** Your objective **
State how many lines of the entries hold the string "here". Reply with the number alone.

** The input **
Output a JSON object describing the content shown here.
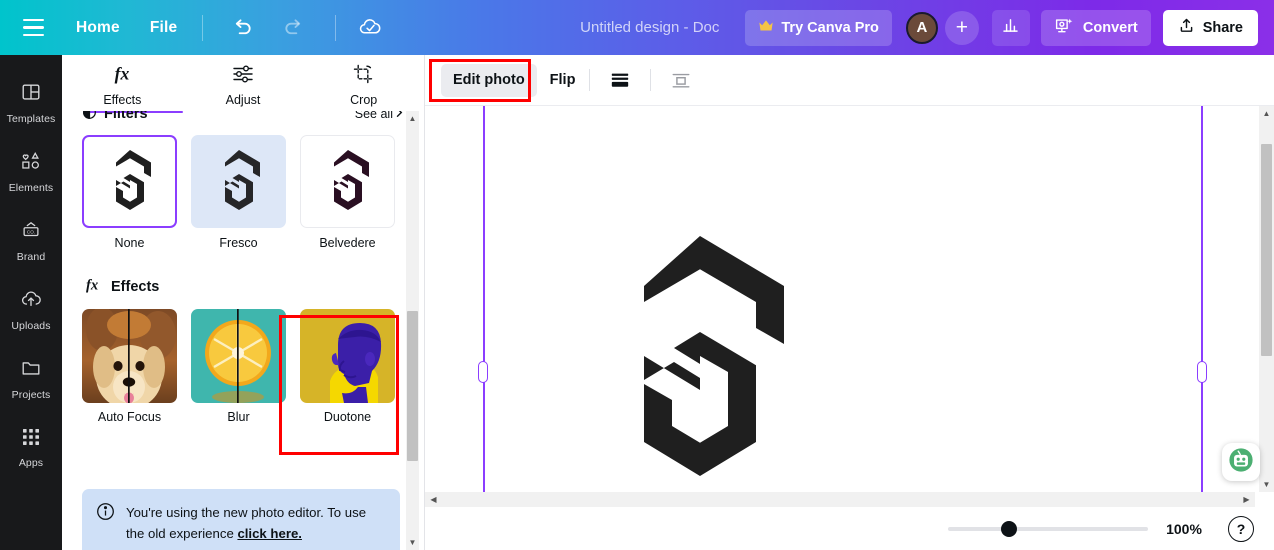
{
  "header": {
    "menu_icon": "hamburger-icon",
    "home_label": "Home",
    "file_label": "File",
    "undo_icon": "undo-icon",
    "redo_icon": "redo-icon",
    "cloud_save_icon": "cloud-check-icon",
    "doc_title": "Untitled design - Doc",
    "try_pro_label": "Try Canva Pro",
    "crown_icon": "crown-icon",
    "avatar_initial": "A",
    "add_member_label": "+",
    "insights_icon": "bar-chart-icon",
    "convert_label": "Convert",
    "convert_icon": "magic-convert-icon",
    "share_label": "Share",
    "share_icon": "share-upload-icon",
    "gradient_start": "#00c4cc",
    "gradient_end": "#8b2fe8"
  },
  "rail": {
    "items": [
      {
        "label": "Templates",
        "icon": "templates-icon"
      },
      {
        "label": "Elements",
        "icon": "elements-shapes-icon"
      },
      {
        "label": "Brand",
        "icon": "brand-icon"
      },
      {
        "label": "Uploads",
        "icon": "upload-cloud-icon"
      },
      {
        "label": "Projects",
        "icon": "folder-icon"
      },
      {
        "label": "Apps",
        "icon": "apps-grid-icon"
      }
    ]
  },
  "panel": {
    "tabs": [
      {
        "label": "Effects",
        "icon": "fx-icon",
        "active": true
      },
      {
        "label": "Adjust",
        "icon": "sliders-icon",
        "active": false
      },
      {
        "label": "Crop",
        "icon": "crop-icon",
        "active": false
      }
    ],
    "filters": {
      "title": "Filters",
      "title_icon": "filter-contrast-icon",
      "see_all_label": "See all",
      "see_all_icon": "chevron-right-icon",
      "items": [
        {
          "label": "None",
          "selected": true
        },
        {
          "label": "Fresco",
          "selected": false
        },
        {
          "label": "Belvedere",
          "selected": false
        }
      ]
    },
    "effects": {
      "title": "Effects",
      "title_icon": "fx-icon",
      "items": [
        {
          "label": "Auto Focus",
          "highlighted": false
        },
        {
          "label": "Blur",
          "highlighted": false
        },
        {
          "label": "Duotone",
          "highlighted": true
        }
      ]
    },
    "notice": {
      "icon": "info-icon",
      "text": "You're using the new photo editor. To use the old experience ",
      "link_text": "click here.",
      "background": "#cfe0f7"
    }
  },
  "toolbar": {
    "edit_photo_label": "Edit photo",
    "edit_photo_highlighted": true,
    "flip_label": "Flip",
    "spacing_icon": "line-spacing-icon",
    "position_icon": "position-align-icon"
  },
  "canvas": {
    "logo_name": "hexagon-s-logo",
    "logo_color": "#1f1f1f",
    "guide_color": "#8b3dff",
    "assistant_icon": "green-robot-assistant-icon"
  },
  "bottom_bar": {
    "zoom_value": "100%",
    "zoom_percent": 27,
    "help_label": "?"
  },
  "annotations": {
    "color": "#ff0000",
    "targets": [
      "edit-photo-button",
      "duotone-effect-thumbnail"
    ]
  }
}
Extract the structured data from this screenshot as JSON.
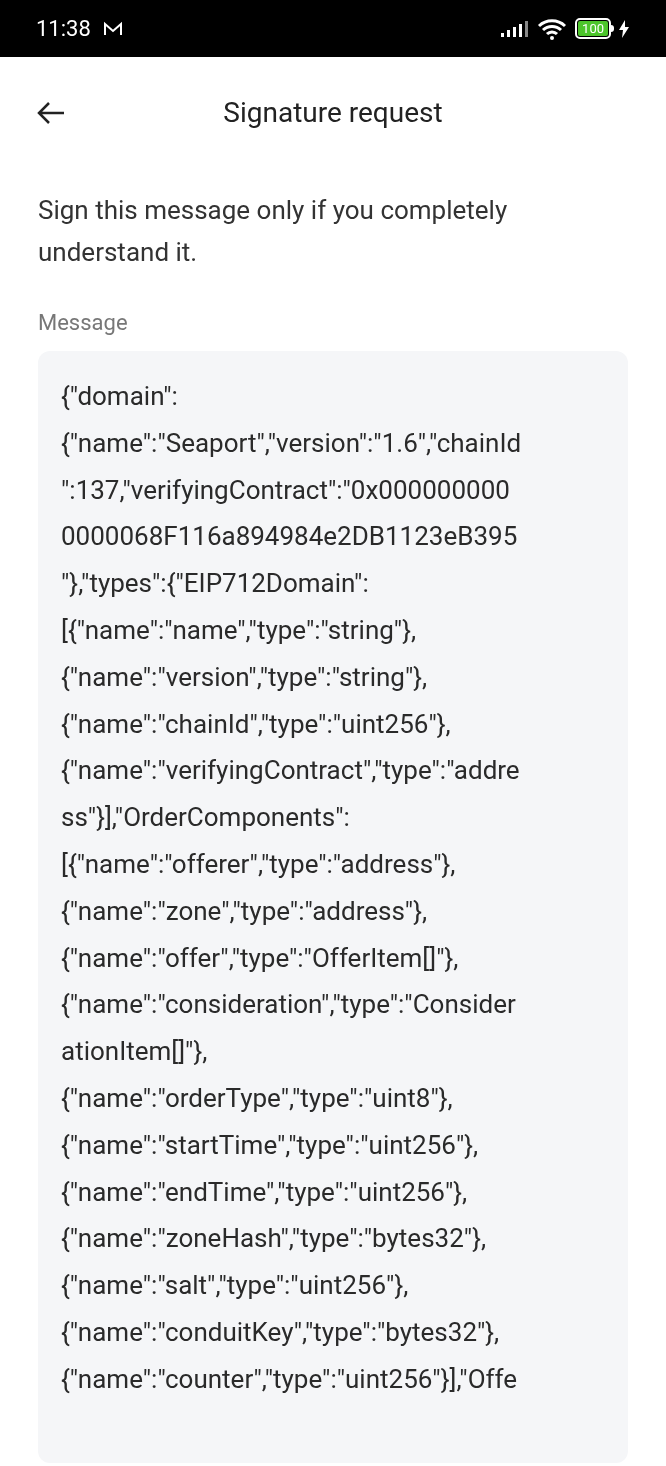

** Solved exercise **
2